1 person likes this
@anniepa (27248)
• United States
4 Feb 10
I'm not sure what the income level is in my state to be eligible for Medicaid but I know it's too low. I understand there are many people who are in favor of reform but have legitimate concerns about the bills that have been passed. I just wish seeing things like this free clinic and hearing real life stories, not something that could have been a political plant at a rally but REAL people at a REAL clinic would spur those in power on towards trying to work out a compromise based on the needs of the people and not just on scoring a political victory for either side. Let's put it this way - if I were an uninsured person who had been diagnosed with cancer I wouldn't care who cast the deciding vote or who signed something into law that could possibly save my life. Annie
@matersfish (6311)
• United States
4 Feb 10
I'm still waiting to see these supposed people who don't want any healthcare reform? I've heard about them for years now, but they seem to be like bigfoot: the person reporting about them always seems to have first-hand experience, but when the rest us go looking, we come back with nothing but poison ivy. But I realize what the standard is. It's like the discussion you started the other day that I replied to. I criticized Obama, so I MUST be a Bush/Cheney puppet. Because, you know, only someone on the fringe of the right-wing would DARE question this president. (I guess because he's so experienced and honest and isn't an ideologue. He isn't! But that's really neither here nor there. Well, technically, it's 'there,' but I like that saying! ) I don't know. It seems to me we have to heal the disconnect and the gross partisanship before we address big problems. There's just too much dishonesty and twisting going on on both sides of the aisle. It doesn't do sick people justice to contort context until it proves a point, nor does it do them good to stand opposite reform just for the sake of standing opposite. So I'm really pushing for folks to meet in the middle. Nobody that I have ever known of actually wants people to go without care. There are just different ways of getting there. Being against one way doesn't mean you're against all ways.

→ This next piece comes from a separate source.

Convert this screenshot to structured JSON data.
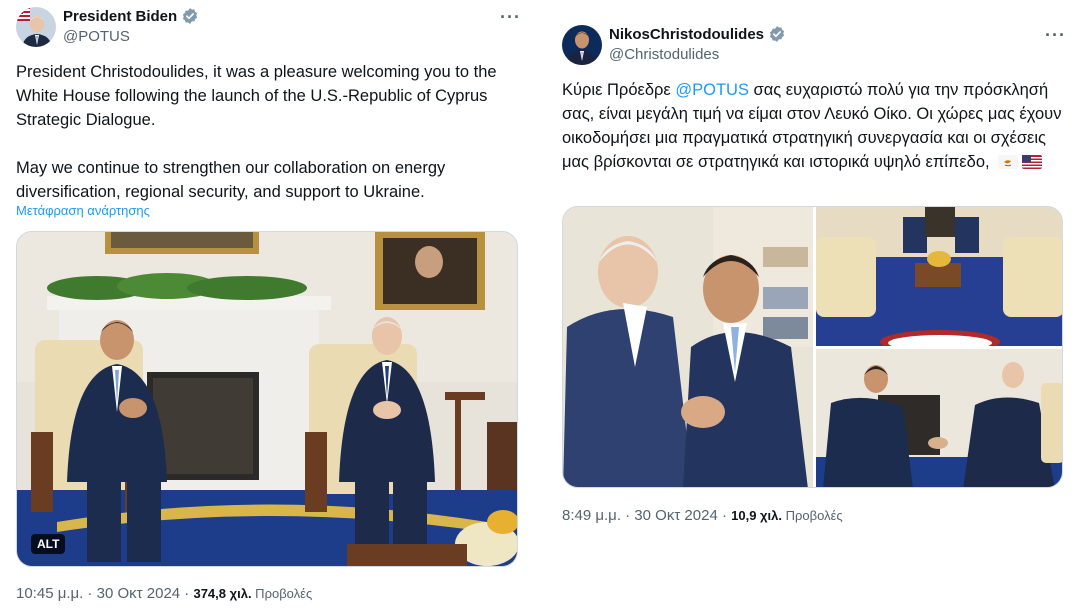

@anniepa (27248)
• United States
4 Feb 10
I know MOST people realize some form of health care reform is needed. I know that "being against one way doesn't mean you're against all ways". I withyou in pushing for folks to meet in the middle! I don't recall off-hand which discussion you're referring to so I won't get into that other than to say I've been accused of being worse things than a "puppet" because I DON'T hate Obama. But that's neither here nor there either...lol! I HAVE heard people on TV and on radio shows make the claim that there is no "health care crisis" and some who seem to think since people can't be turned away from an ER regardless of ability to pay and since there are a few free clinics like the one yesterday that means nobody goes without care. THAT is NOT true! Annie
@mommyboo (13198)
• United States
5 Feb 10
The biggest problem I see is that the WRONG people are going without care. American citizens are going without care. People who are gainfully employed, not living off the government are going without care. Middle and even some upper class people are going without care because they have huge deductibles or can't afford the employee costs. Meanwhile we still have so many illegals who immediately get on the state and federal insurance programs. I don't understand it.
1 person likes this
@anniepa (27248)
• United States
5 Feb 10
I'm sorry but there are no "right people" to be denied health care, that should be a basic human right. I'm sincerely curious as to how illegal immigrant can get state or federal health benefits. I've read that they can get insurance IF THEY PAY FOR IT. You certainly wouldn't expect the greedy insurance companies to refuse to take money from someone willing to pay their ridiculous premiums, would you? That is actually saving the taxpayers' money since they don't have to go to the ER and end up not paying. Annie